7) Meet with friends. I do coffee or lunch with friends about 3 times a week. That may sound like a lot, but it’s really not. How many people do you see at the average work place? Anywhere between 5 and 100? You eat lunch together, you converse, you talk about your personal and professional life… Personal interaction with other humans is simply part of a good work environment. Working from home shouldn’t be any different. Find other people who work from home (or who have a good solid lunch hour away from their workplace) and go out. Put this “meeting” in your calendar. If you’re meeting with a fellow work-from-home-professional, you might consider talking about your goals, things you’ve accomplished that week, things you hope to accomplish, and dreams for the future. This accountability helps a lot. It may not go towards your work hours, but the break is worth it. Trust me.
8) Be flexible and don’t hate yourself. Many “work-from-home-professionals” feel they must put in their hours during the ‘typical’ 9-5, even if this comes at the cost of a really awesome experience. (clearly some w-f-h-p’s HAVE to work these hours b/c that’s when they are hired to be ‘on-the-job’) but if you’re not, be brave, take advantage of your days, and the flexibility you have… who knows how long that flexibility will last?
Tip #8 brings me to the reason I brewed a pot of coffee at 9:30 pm. Today, I had a lot to get done during typical business hours, I had to get materials collected, packaged, and shipped, I had to get items returned to a store. I also chose to enjoy a late lunch with Sean and have an amazing dinner with friends. All along, I knew that my work would be waiting for me when I got home. After all, I’m an official night owl who works best after 11 pm. (Just look at the papers I wrote for my Ed.D. at 3pm versus the ones I wrote at 2 am… I swear an odd stroke of genius hits me after 11…might as well take advantage of that ‘night-owl-phenomenon’ before baby Abi dictates my schedule, eh?) Anyhow, point being, I didn’t feel bad taking an hour to go have a late lunch with Sean, because I knew while the rest of the world was watching prime-time television, I’d be writing grants and taking names.
On that note, it’s 10:00 and I’m off to start the second half of my workday. Toot-a-loo!
So there you go folks. A blast from the past. Also... regarding tip #1. One fellow work-from-home-gal I know, might disagree with me. Which is reason #456,912 why I love her.
Happy Tuesday folks!!

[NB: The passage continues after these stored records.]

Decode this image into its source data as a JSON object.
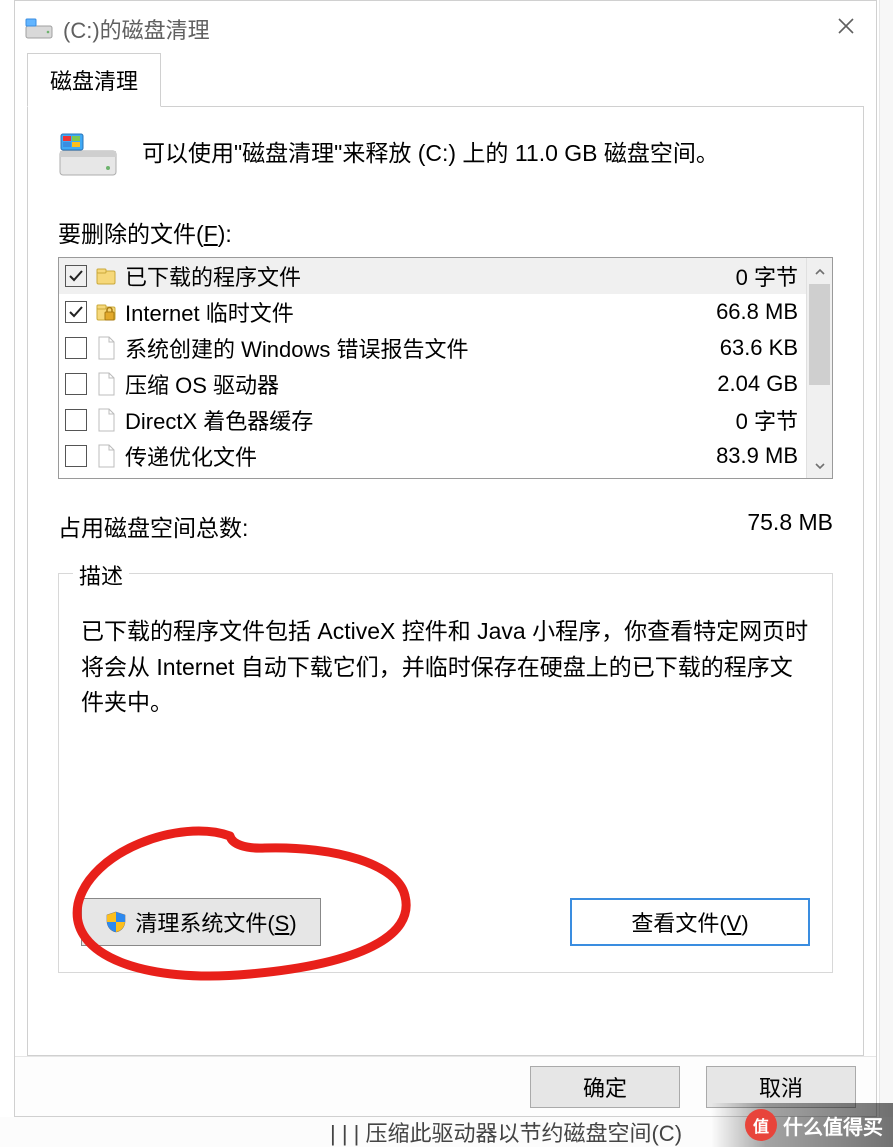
{
  "window": {
    "title": "(C:)的磁盘清理"
  },
  "tab": {
    "label": "磁盘清理"
  },
  "summary": "可以使用\"磁盘清理\"来释放  (C:) 上的 11.0 GB 磁盘空间。",
  "files_label_pre": "要删除的文件(",
  "files_label_u": "F",
  "files_label_post": "):",
  "files": [
    {
      "checked": true,
      "icon": "folder",
      "name": "已下载的程序文件",
      "size": "0 字节",
      "selected": true
    },
    {
      "checked": true,
      "icon": "lock-folder",
      "name": "Internet 临时文件",
      "size": "66.8 MB",
      "selected": false
    },
    {
      "checked": false,
      "icon": "file",
      "name": "系统创建的 Windows 错误报告文件",
      "size": "63.6 KB",
      "selected": false
    },
    {
      "checked": false,
      "icon": "file",
      "name": "压缩 OS 驱动器",
      "size": "2.04 GB",
      "selected": false
    },
    {
      "checked": false,
      "icon": "file",
      "name": "DirectX 着色器缓存",
      "size": "0 字节",
      "selected": false
    },
    {
      "checked": false,
      "icon": "file",
      "name": "传递优化文件",
      "size": "83.9 MB",
      "selected": false
    }
  ],
  "totals": {
    "label": "占用磁盘空间总数:",
    "value": "75.8 MB"
  },
  "description": {
    "title": "描述",
    "body": "已下载的程序文件包括 ActiveX 控件和 Java 小程序，你查看特定网页时将会从 Internet 自动下载它们，并临时保存在硬盘上的已下载的程序文件夹中。"
  },
  "buttons": {
    "clean_sys_pre": "清理系统文件(",
    "clean_sys_u": "S",
    "clean_sys_post": ")",
    "view_files_pre": "查看文件(",
    "view_files_u": "V",
    "view_files_post": ")",
    "ok": "确定",
    "cancel": "取消"
  },
  "watermark": {
    "badge": "值",
    "text": "什么值得买"
  },
  "bg_strip_bottom": "| | | 压缩此驱动器以节约磁盘空间(C)"
}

Also- wish me luck. In 30 minutes I leave to take my daughter to get her granulation burned off AGAIN... (no luck with the home remedies- so sad) AND to get her button changed for the first time. They will be simultaneously training us to do it so we can do it from home every 3-4 months from now on. Hmm... changing a mechanism that goes straight into my child's stomach. I think I can, I think I can, I think I can....)